The most common malignant SOLID tumor of childhood is neuroblastoma, developing from neoplastic transformation of neural-crest derived cells. While leukemia and lymphoma are common pediatric cancers, they are not "solid" tumors. Eosinophilic granuloma is not a malignant tumor but rather described as a tumor like condition secondary to an increase in histiocytes. While Ewing's sarcoma is a common solid neoplasm, it is not as common as neuroblastoma.
Dormans and Moroz review the diagnosis, management, and outcomes of spinal tumors and infections in children.

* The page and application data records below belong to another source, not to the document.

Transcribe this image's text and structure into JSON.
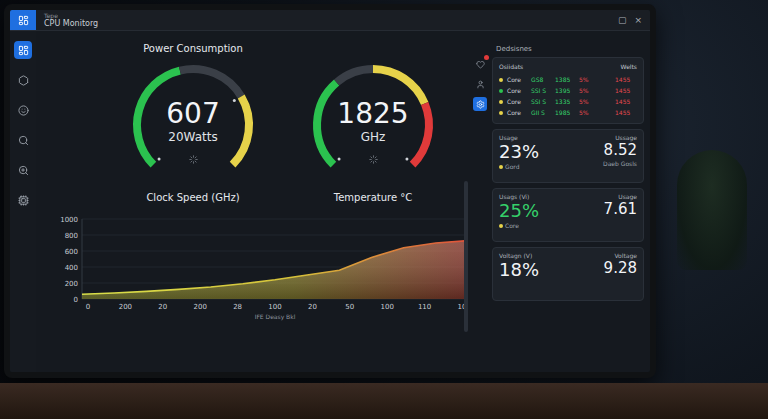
{
  "window": {
    "title": "Tepe",
    "app_title": "CPU Monitorg",
    "controls": [
      "▢",
      "×"
    ]
  },
  "sidebar": {
    "items": [
      {
        "selected": true
      },
      {
        "selected": false
      },
      {
        "selected": false
      },
      {
        "selected": false
      },
      {
        "selected": false
      },
      {
        "selected": false
      }
    ]
  },
  "gauges": [
    {
      "title": "Power Consumption",
      "value": "607",
      "unit": "20Watts",
      "caption": "Clock Speed (GHz)",
      "level": 0.72,
      "segments": [
        {
          "color": "#2bc24f",
          "level": 0.45
        },
        {
          "color": "#3a3f47",
          "level": 0.72
        },
        {
          "color": "#e6d24a",
          "level": 1
        }
      ]
    },
    {
      "title": "",
      "value": "1825",
      "unit": "GHz",
      "caption": "Temperature °C",
      "level": 1,
      "segments": [
        {
          "color": "#2bc24f",
          "level": 0.35
        },
        {
          "color": "#3a3f47",
          "level": 0.5
        },
        {
          "color": "#e6d24a",
          "level": 0.75
        },
        {
          "color": "#e03a3a",
          "level": 1
        }
      ]
    }
  ],
  "chart": {
    "y_ticks": [
      "1000",
      "800",
      "600",
      "400",
      "200",
      "0"
    ],
    "x_ticks": [
      "0",
      "200",
      "20",
      "200",
      "28",
      "100",
      "20",
      "50",
      "100",
      "110",
      "10"
    ],
    "x_label": "IFE Deasy Bkl",
    "y_min": 0,
    "y_max": 1000,
    "series": [
      {
        "values": [
          60,
          75,
          95,
          120,
          150,
          190,
          240,
          300,
          360,
          520,
          640,
          700,
          730
        ]
      }
    ]
  },
  "panel": {
    "title": "Dedsisnes",
    "tabs": [
      {
        "selected": false,
        "badge": true
      },
      {
        "selected": false,
        "badge": false
      },
      {
        "selected": true,
        "badge": false
      }
    ],
    "table": {
      "title": "Osiidats",
      "unit": "Welts",
      "rows": [
        {
          "name": "Core",
          "color": "#e6d24a",
          "values": [
            "GS8",
            "1385"
          ],
          "readings": [
            "5%",
            "1455"
          ]
        },
        {
          "name": "Core",
          "color": "#2bc24f",
          "values": [
            "SSI S",
            "1395"
          ],
          "readings": [
            "5%",
            "1455"
          ]
        },
        {
          "name": "Core",
          "color": "#e6d24a",
          "values": [
            "SSI S",
            "1335"
          ],
          "readings": [
            "5%",
            "1455"
          ]
        },
        {
          "name": "Core",
          "color": "#e6d24a",
          "values": [
            "GII S",
            "1985"
          ],
          "readings": [
            "5%",
            "1455"
          ]
        }
      ]
    },
    "cards": [
      {
        "label": "Usage",
        "value": "23%",
        "value_color": "#f2f4f7",
        "sub": "Gord",
        "right_label": "Ussage",
        "right_value": "8.52",
        "right_sub": "Daeb Gosls"
      },
      {
        "label": "Usags (Vi)",
        "value": "25%",
        "value_color": "#35d16a",
        "sub": "Core",
        "right_label": "Usage",
        "right_value": "7.61",
        "right_sub": ""
      },
      {
        "label": "Voltagn (V)",
        "value": "18%",
        "value_color": "#f2f4f7",
        "sub": "",
        "right_label": "Voltage",
        "right_value": "9.28",
        "right_sub": ""
      }
    ]
  }
}
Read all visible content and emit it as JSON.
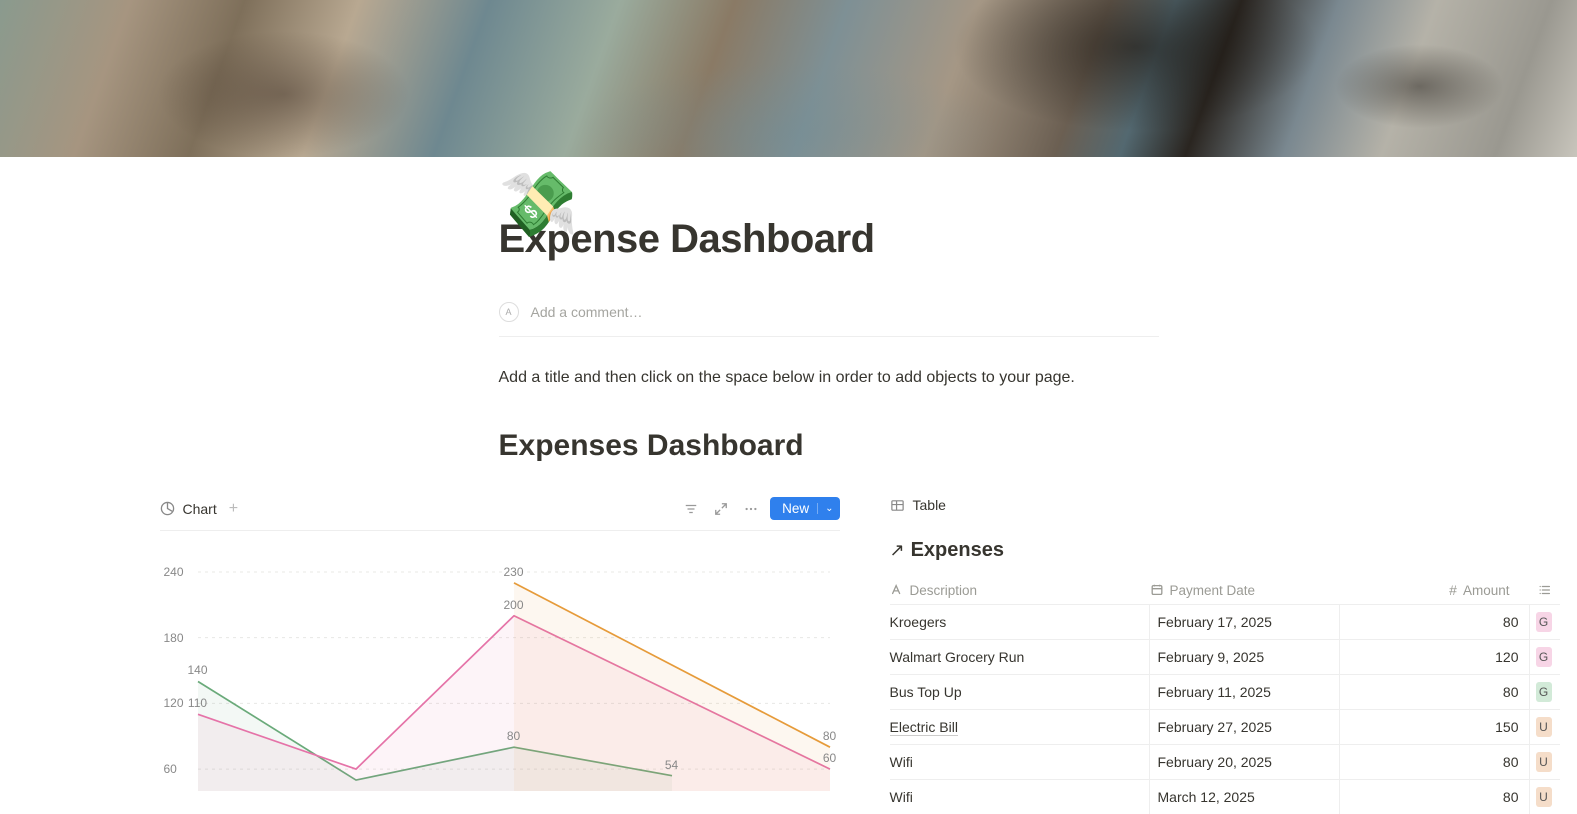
{
  "page": {
    "icon": "💸",
    "title": "Expense Dashboard",
    "comment_placeholder": "Add a comment…",
    "avatar_initial": "A",
    "instruction": "Add a title and then click on the space below in order to add objects to your page.",
    "section_heading": "Expenses Dashboard"
  },
  "chart_view": {
    "label": "Chart",
    "new_button": "New"
  },
  "table_view": {
    "label": "Table",
    "title": "Expenses",
    "columns": {
      "description": "Description",
      "payment_date": "Payment Date",
      "amount": "Amount"
    },
    "rows": [
      {
        "description": "Kroegers",
        "payment_date": "February 17, 2025",
        "amount": "80",
        "tag_letter": "G",
        "tag_color": "pink"
      },
      {
        "description": "Walmart Grocery Run",
        "payment_date": "February 9, 2025",
        "amount": "120",
        "tag_letter": "G",
        "tag_color": "pink"
      },
      {
        "description": "Bus Top Up",
        "payment_date": "February 11, 2025",
        "amount": "80",
        "tag_letter": "G",
        "tag_color": "green"
      },
      {
        "description": "Electric Bill",
        "payment_date": "February 27, 2025",
        "amount": "150",
        "tag_letter": "U",
        "tag_color": "orange",
        "underline": true
      },
      {
        "description": "Wifi",
        "payment_date": "February 20, 2025",
        "amount": "80",
        "tag_letter": "U",
        "tag_color": "orange"
      },
      {
        "description": "Wifi",
        "payment_date": "March 12, 2025",
        "amount": "80",
        "tag_letter": "U",
        "tag_color": "orange"
      }
    ]
  },
  "chart_data": {
    "type": "line",
    "ylim": [
      40,
      250
    ],
    "y_ticks": [
      240,
      180,
      120,
      60
    ],
    "x_points": 5,
    "series": [
      {
        "name": "series_green",
        "color": "#6aaa7a",
        "values": [
          140,
          50,
          80,
          54,
          null
        ],
        "labels": [
          140,
          null,
          80,
          54,
          null
        ]
      },
      {
        "name": "series_pink",
        "color": "#e573a8",
        "values": [
          110,
          60,
          200,
          null,
          60
        ],
        "labels": [
          110,
          null,
          200,
          null,
          60
        ]
      },
      {
        "name": "series_orange",
        "color": "#e69b3a",
        "values": [
          null,
          null,
          230,
          null,
          80
        ],
        "labels": [
          null,
          null,
          230,
          null,
          80
        ]
      }
    ]
  }
}
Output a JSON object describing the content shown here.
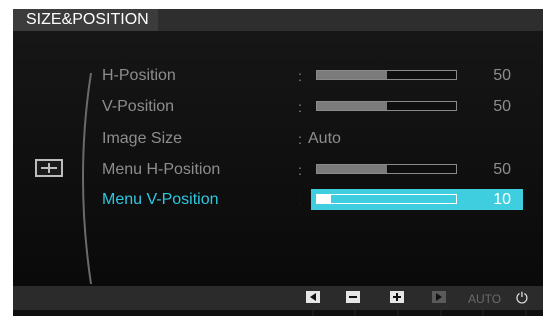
{
  "title": "SIZE&POSITION",
  "category_icon": "size-position-icon",
  "menu": [
    {
      "label": "H-Position",
      "type": "slider",
      "value": 50,
      "value_text": "50",
      "selected": false
    },
    {
      "label": "V-Position",
      "type": "slider",
      "value": 50,
      "value_text": "50",
      "selected": false
    },
    {
      "label": "Image Size",
      "type": "text",
      "value_text": "Auto",
      "selected": false
    },
    {
      "label": "Menu H-Position",
      "type": "slider",
      "value": 50,
      "value_text": "50",
      "selected": false
    },
    {
      "label": "Menu V-Position",
      "type": "slider",
      "value": 10,
      "value_text": "10",
      "selected": true
    }
  ],
  "separator": ":",
  "buttons": [
    {
      "name": "left-arrow-icon",
      "enabled": true
    },
    {
      "name": "minus-icon",
      "enabled": true
    },
    {
      "name": "plus-icon",
      "enabled": true
    },
    {
      "name": "play-icon",
      "enabled": false
    },
    {
      "name": "auto",
      "label": "AUTO",
      "enabled": false
    },
    {
      "name": "power-icon",
      "label": "⏻",
      "enabled": true
    }
  ],
  "colors": {
    "selected_text": "#2ec8e0",
    "highlight": "#3fcde0",
    "normal_text": "#8d8d8d"
  }
}
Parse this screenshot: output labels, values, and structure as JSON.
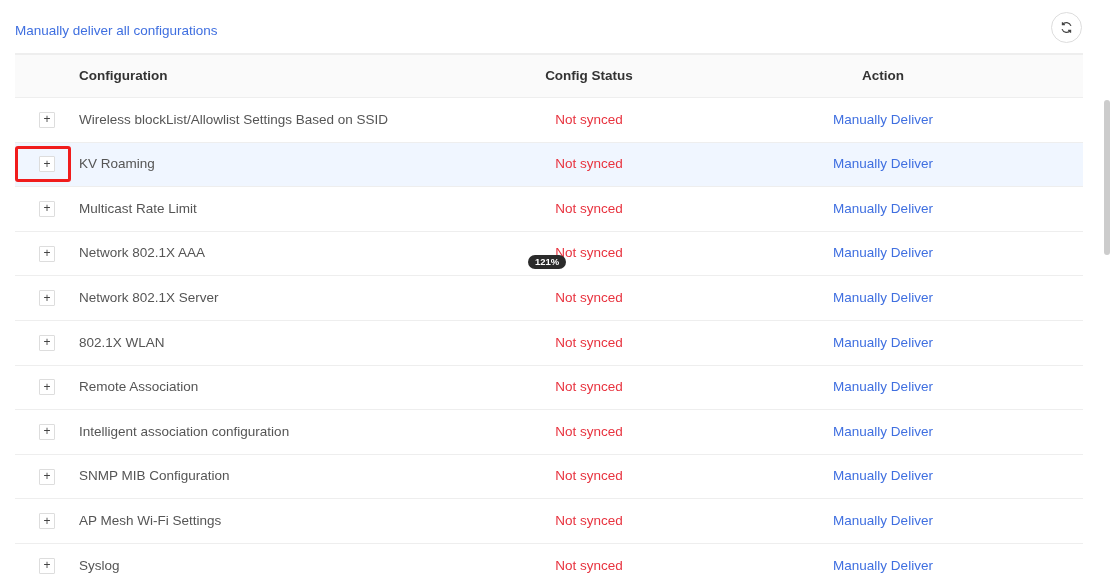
{
  "toolbar": {
    "deliver_all_link": "Manually deliver all configurations"
  },
  "table": {
    "columns": [
      "Configuration",
      "Config Status",
      "Action"
    ],
    "rows": [
      {
        "expander": "+",
        "configuration": "Wireless blockList/Allowlist Settings Based on SSID",
        "status": "Not synced",
        "action": "Manually Deliver",
        "hovered": false,
        "highlighted": false
      },
      {
        "expander": "+",
        "configuration": "KV Roaming",
        "status": "Not synced",
        "action": "Manually Deliver",
        "hovered": true,
        "highlighted": true
      },
      {
        "expander": "+",
        "configuration": "Multicast Rate Limit",
        "status": "Not synced",
        "action": "Manually Deliver",
        "hovered": false,
        "highlighted": false
      },
      {
        "expander": "+",
        "configuration": "Network 802.1X AAA",
        "status": "Not synced",
        "zoom_badge": "121%",
        "action": "Manually Deliver",
        "hovered": false,
        "highlighted": false
      },
      {
        "expander": "+",
        "configuration": "Network 802.1X Server",
        "status": "Not synced",
        "action": "Manually Deliver",
        "hovered": false,
        "highlighted": false
      },
      {
        "expander": "+",
        "configuration": "802.1X WLAN",
        "status": "Not synced",
        "action": "Manually Deliver",
        "hovered": false,
        "highlighted": false
      },
      {
        "expander": "+",
        "configuration": "Remote Association",
        "status": "Not synced",
        "action": "Manually Deliver",
        "hovered": false,
        "highlighted": false
      },
      {
        "expander": "+",
        "configuration": "Intelligent association configuration",
        "status": "Not synced",
        "action": "Manually Deliver",
        "hovered": false,
        "highlighted": false
      },
      {
        "expander": "+",
        "configuration": "SNMP MIB Configuration",
        "status": "Not synced",
        "action": "Manually Deliver",
        "hovered": false,
        "highlighted": false
      },
      {
        "expander": "+",
        "configuration": "AP Mesh Wi-Fi Settings",
        "status": "Not synced",
        "action": "Manually Deliver",
        "hovered": false,
        "highlighted": false
      },
      {
        "expander": "+",
        "configuration": "Syslog",
        "status": "Not synced",
        "action": "Manually Deliver",
        "hovered": false,
        "highlighted": false
      }
    ]
  }
}
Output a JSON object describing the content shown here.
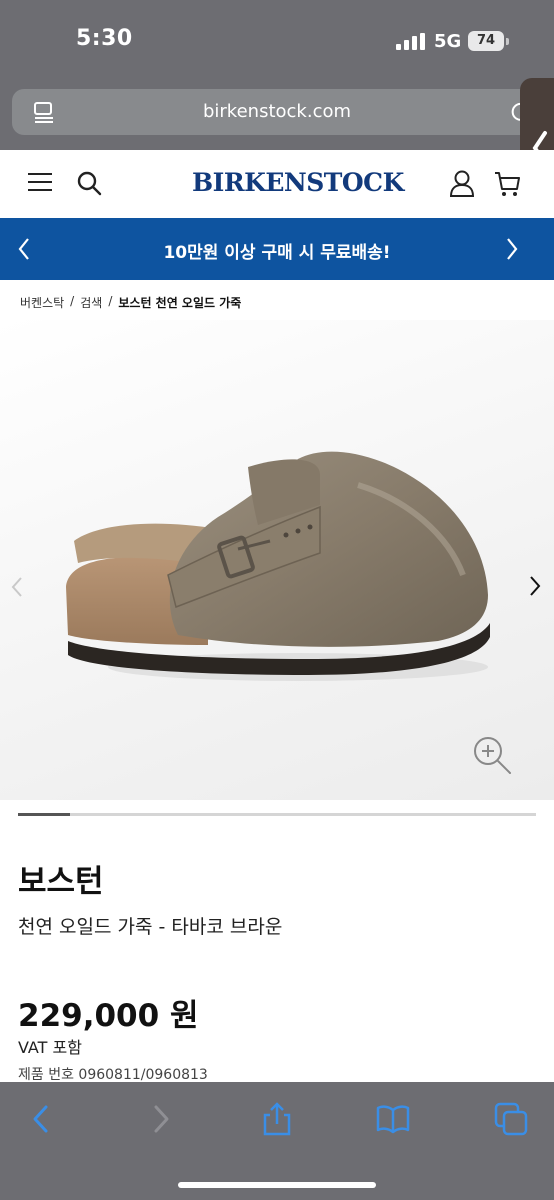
{
  "status_bar": {
    "time": "5:30",
    "network": "5G",
    "battery": "74"
  },
  "browser": {
    "url": "birkenstock.com"
  },
  "header": {
    "brand": "BIRKENSTOCK"
  },
  "promo": {
    "text": "10만원 이상 구매 시 무료배송!"
  },
  "breadcrumb": {
    "items": [
      "버켄스탁",
      "검색"
    ],
    "separator": "/",
    "current": "보스턴 천연 오일드 가죽"
  },
  "gallery": {
    "slide_progress": 0.1
  },
  "product": {
    "name": "보스턴",
    "subtitle": "천연 오일드 가죽 - 타바코 브라운",
    "price": "229,000 원",
    "vat": "VAT 포함",
    "number": "제품 번호 0960811/0960813"
  },
  "colors": {
    "brand_blue": "#123a7c",
    "promo_blue": "#0e54a0",
    "ios_tint": "#3a8ee6"
  },
  "icons": [
    "menu-icon",
    "search-icon",
    "account-icon",
    "cart-icon",
    "zoom-in-icon",
    "share-icon",
    "bookmarks-icon",
    "tabs-icon"
  ]
}
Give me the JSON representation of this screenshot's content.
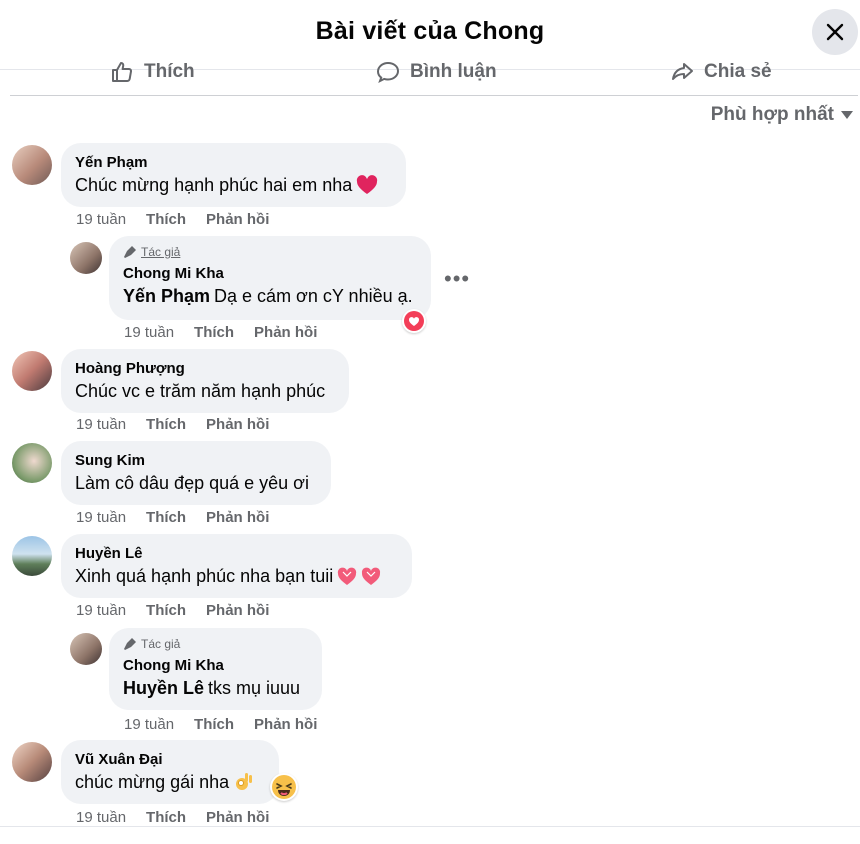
{
  "header": {
    "title": "Bài viết của Chong"
  },
  "actions": {
    "like": "Thích",
    "comment": "Bình luận",
    "share": "Chia sẻ"
  },
  "sort": {
    "label": "Phù hợp nhất"
  },
  "labels": {
    "author_badge": "Tác giả",
    "like": "Thích",
    "reply": "Phản hồi"
  },
  "comments": [
    {
      "author": "Yến Phạm",
      "text": "Chúc mừng hạnh phúc hai em nha",
      "emoji": "red-heart",
      "time": "19 tuần"
    },
    {
      "author": "Chong Mi Kha",
      "mention": "Yến Phạm",
      "text": "Dạ e cám ơn cY nhiều ạ.",
      "time": "19 tuần",
      "reaction": "love",
      "is_author": true
    },
    {
      "author": "Hoàng Phượng",
      "text": "Chúc vc e trăm năm hạnh phúc",
      "time": "19 tuần"
    },
    {
      "author": "Sung Kim",
      "text": "Làm cô dâu đẹp quá e yêu ơi",
      "time": "19 tuần"
    },
    {
      "author": "Huyền Lê",
      "text": "Xinh quá hạnh phúc nha bạn tuii",
      "emoji": "two-hearts",
      "time": "19 tuần"
    },
    {
      "author": "Chong Mi Kha",
      "mention": "Huyền Lê",
      "text": "tks mụ iuuu",
      "time": "19 tuần",
      "is_author": true
    },
    {
      "author": "Vũ Xuân Đại",
      "text": "chúc mừng gái nha",
      "emoji": "ok-hand laughing-face",
      "time": "19 tuần"
    }
  ],
  "colors": {
    "bubble": "#f0f2f5",
    "meta": "#65676b",
    "love": "#f33e58"
  }
}
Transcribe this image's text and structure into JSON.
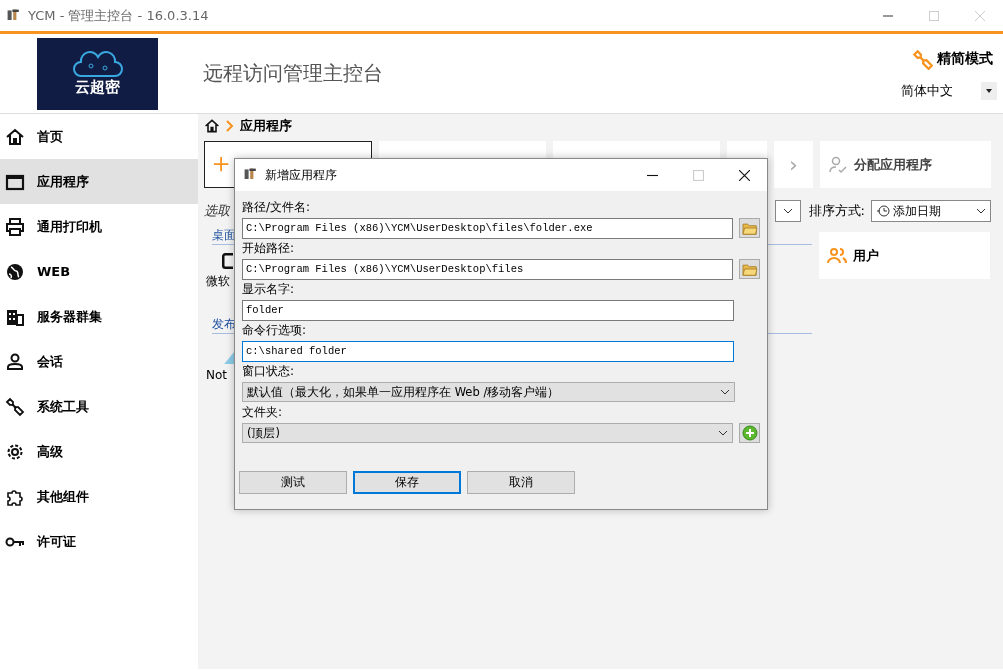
{
  "window": {
    "title": "YCM - 管理主控台 - 16.0.3.14"
  },
  "header": {
    "logo_text": "云超密",
    "title": "远程访问管理主控台",
    "mode_button": "精简模式",
    "language": "简体中文"
  },
  "sidebar": {
    "items": [
      {
        "label": "首页",
        "selected": false
      },
      {
        "label": "应用程序",
        "selected": true
      },
      {
        "label": "通用打印机",
        "selected": false
      },
      {
        "label": "WEB",
        "selected": false
      },
      {
        "label": "服务器群集",
        "selected": false
      },
      {
        "label": "会话",
        "selected": false
      },
      {
        "label": "系统工具",
        "selected": false
      },
      {
        "label": "高级",
        "selected": false
      },
      {
        "label": "其他组件",
        "selected": false
      },
      {
        "label": "许可证",
        "selected": false
      }
    ]
  },
  "breadcrumb": {
    "current": "应用程序"
  },
  "toolbar": {
    "next": "›",
    "assign": "分配应用程序"
  },
  "sort": {
    "label": "排序方式:",
    "value": "添加日期"
  },
  "background": {
    "select_label": "选取",
    "desktop_section": "桌面",
    "desktop_app": "微软",
    "publish_section": "发布",
    "publish_app": "Not"
  },
  "users_card": {
    "title": "用户"
  },
  "dialog": {
    "title": "新增应用程序",
    "fields": [
      {
        "kind": "path",
        "label": "路径/文件名:",
        "value": "C:\\Program Files (x86)\\YCM\\UserDesktop\\files\\folder.exe",
        "focused": false
      },
      {
        "kind": "path",
        "label": "开始路径:",
        "value": "C:\\Program Files (x86)\\YCM\\UserDesktop\\files",
        "focused": false
      },
      {
        "kind": "text",
        "label": "显示名字:",
        "value": "folder",
        "focused": false
      },
      {
        "kind": "text",
        "label": "命令行选项:",
        "value": "c:\\shared folder",
        "focused": true
      },
      {
        "kind": "select",
        "label": "窗口状态:",
        "value": "默认值（最大化，如果单一应用程序在 Web /移动客户端）"
      },
      {
        "kind": "folder",
        "label": "文件夹:",
        "value": "(顶层)"
      }
    ],
    "buttons": [
      {
        "label": "测试",
        "kind": "left",
        "default": false
      },
      {
        "label": "保存",
        "kind": "right",
        "default": true
      },
      {
        "label": "取消",
        "kind": "right",
        "default": false
      }
    ]
  }
}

While neuroblastoma is derived from neural crest cells, it most frequently originates in one of the adrenal glands, neck, chest, abdomen, or pelvis.
Illustration A shows a large mass growing in the area of the right kidney which was biopsy proven to be neuroblastoma. Note how large the pediatric liver is in relation to the rest of the abdominal cavity. Illustration B is a histology slide of a neuroblastoma with its characteristic small round blue cells (like Ewing's sarcoma) with rosette formation.
Khanna G, El-Khoury GY, Menda Y. Imaging in pediatric orthopaedics. In: Morrissy RT, Weinstein SL, eds. Lovell and Winter's Pediatric Orthopaedics. 6th ed. Philadelphia, PA: Lippincott Williams & Wilkins; 2006:67-96.
Dormans JP, Moroz L. Infection and tumors of the spine in children. J Bone Joint Surg Am. 2007 Feb;89 Suppl 1:79-97. Review.
PMID:17272426 (Link to Abstract)